(Interface dataset entries)
----------------
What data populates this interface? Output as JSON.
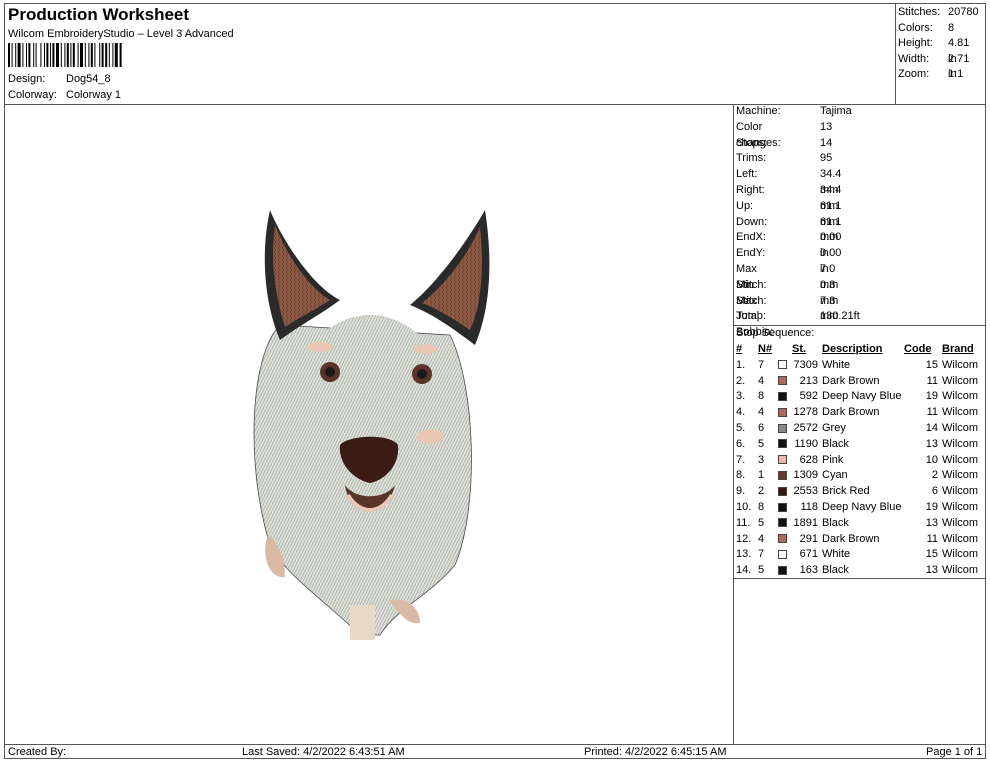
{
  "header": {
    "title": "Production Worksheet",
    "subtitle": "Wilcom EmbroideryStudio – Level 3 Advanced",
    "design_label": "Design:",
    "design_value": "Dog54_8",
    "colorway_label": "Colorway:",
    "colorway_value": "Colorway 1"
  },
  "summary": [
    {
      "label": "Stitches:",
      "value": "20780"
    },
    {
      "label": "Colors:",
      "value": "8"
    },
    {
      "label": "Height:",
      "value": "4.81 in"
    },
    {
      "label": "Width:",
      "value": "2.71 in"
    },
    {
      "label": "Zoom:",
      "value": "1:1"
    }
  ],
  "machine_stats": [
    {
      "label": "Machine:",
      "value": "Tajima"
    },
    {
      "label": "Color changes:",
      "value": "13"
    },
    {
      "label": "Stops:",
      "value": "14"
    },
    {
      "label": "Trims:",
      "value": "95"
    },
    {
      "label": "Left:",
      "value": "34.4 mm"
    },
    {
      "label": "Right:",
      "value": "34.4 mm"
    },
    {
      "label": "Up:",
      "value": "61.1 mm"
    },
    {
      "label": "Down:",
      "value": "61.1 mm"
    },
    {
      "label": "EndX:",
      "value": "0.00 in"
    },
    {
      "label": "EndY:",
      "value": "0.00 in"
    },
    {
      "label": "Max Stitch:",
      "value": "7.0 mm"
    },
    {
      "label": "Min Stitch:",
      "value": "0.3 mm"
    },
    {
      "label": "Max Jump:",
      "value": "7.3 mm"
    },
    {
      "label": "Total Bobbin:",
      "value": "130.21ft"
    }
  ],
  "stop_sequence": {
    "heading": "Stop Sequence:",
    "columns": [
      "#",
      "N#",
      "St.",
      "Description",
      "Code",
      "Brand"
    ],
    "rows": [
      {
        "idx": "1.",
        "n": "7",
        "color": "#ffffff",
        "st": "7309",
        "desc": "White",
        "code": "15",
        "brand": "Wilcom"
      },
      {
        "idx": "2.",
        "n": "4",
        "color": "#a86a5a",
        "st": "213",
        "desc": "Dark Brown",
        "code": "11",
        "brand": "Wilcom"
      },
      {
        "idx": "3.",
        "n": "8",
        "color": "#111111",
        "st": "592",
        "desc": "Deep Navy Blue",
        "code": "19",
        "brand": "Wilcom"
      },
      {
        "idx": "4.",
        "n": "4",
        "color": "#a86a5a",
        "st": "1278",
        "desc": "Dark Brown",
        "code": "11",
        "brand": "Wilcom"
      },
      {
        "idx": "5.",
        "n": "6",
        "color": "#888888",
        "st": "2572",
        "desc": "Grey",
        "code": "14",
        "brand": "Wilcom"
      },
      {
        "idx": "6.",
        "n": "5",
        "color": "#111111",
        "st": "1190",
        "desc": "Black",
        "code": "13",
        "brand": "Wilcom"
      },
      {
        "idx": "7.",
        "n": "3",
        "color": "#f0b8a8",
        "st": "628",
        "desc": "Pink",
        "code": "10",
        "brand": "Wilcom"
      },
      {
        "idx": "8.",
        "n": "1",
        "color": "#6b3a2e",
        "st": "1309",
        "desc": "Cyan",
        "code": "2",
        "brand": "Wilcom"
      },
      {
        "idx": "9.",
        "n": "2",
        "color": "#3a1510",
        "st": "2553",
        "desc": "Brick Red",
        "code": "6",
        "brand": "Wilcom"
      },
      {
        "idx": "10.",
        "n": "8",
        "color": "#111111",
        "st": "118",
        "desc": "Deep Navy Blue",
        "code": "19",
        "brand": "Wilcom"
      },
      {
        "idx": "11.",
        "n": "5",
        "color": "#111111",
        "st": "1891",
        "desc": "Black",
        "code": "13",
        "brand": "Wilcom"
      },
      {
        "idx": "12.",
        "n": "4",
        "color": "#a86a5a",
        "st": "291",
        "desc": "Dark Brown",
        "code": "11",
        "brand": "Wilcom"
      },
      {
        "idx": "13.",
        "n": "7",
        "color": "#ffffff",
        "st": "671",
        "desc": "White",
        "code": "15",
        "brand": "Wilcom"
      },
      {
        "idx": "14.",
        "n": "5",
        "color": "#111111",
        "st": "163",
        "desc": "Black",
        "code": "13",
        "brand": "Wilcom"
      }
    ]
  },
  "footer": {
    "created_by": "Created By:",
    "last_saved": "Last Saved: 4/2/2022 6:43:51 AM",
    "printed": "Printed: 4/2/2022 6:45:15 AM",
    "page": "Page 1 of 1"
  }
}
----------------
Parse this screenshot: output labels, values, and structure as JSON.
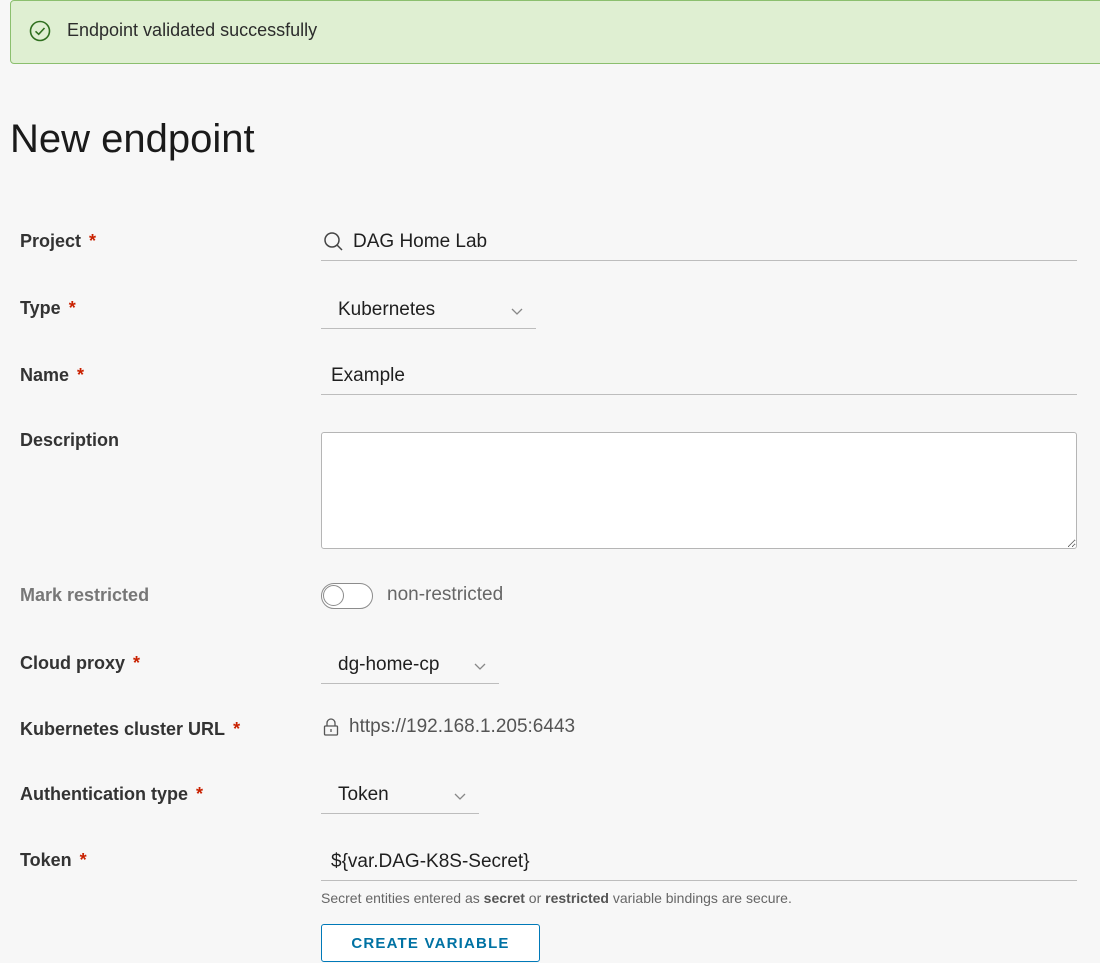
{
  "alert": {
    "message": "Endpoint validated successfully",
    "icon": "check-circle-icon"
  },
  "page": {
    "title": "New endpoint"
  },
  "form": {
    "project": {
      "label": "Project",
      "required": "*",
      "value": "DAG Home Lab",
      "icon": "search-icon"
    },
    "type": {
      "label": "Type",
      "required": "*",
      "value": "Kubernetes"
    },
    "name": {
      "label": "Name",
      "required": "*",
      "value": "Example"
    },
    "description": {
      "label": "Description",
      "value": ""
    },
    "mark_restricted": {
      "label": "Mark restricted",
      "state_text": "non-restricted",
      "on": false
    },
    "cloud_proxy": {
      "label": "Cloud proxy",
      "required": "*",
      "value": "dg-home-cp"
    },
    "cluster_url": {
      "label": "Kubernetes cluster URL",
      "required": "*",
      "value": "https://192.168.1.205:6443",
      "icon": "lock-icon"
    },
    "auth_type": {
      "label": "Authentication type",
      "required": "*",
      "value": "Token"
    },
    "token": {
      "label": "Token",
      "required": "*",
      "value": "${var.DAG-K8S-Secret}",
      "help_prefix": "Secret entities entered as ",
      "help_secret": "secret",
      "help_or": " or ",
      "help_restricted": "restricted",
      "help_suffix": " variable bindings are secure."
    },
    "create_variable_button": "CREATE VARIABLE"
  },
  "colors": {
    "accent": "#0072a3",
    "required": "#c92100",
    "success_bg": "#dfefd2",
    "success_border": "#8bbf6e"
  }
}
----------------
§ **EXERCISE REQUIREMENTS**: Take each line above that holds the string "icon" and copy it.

§ **ANSWER BOX**:
    "icon": "check-circle-icon"
      "icon": "search-icon"
      "icon": "lock-icon"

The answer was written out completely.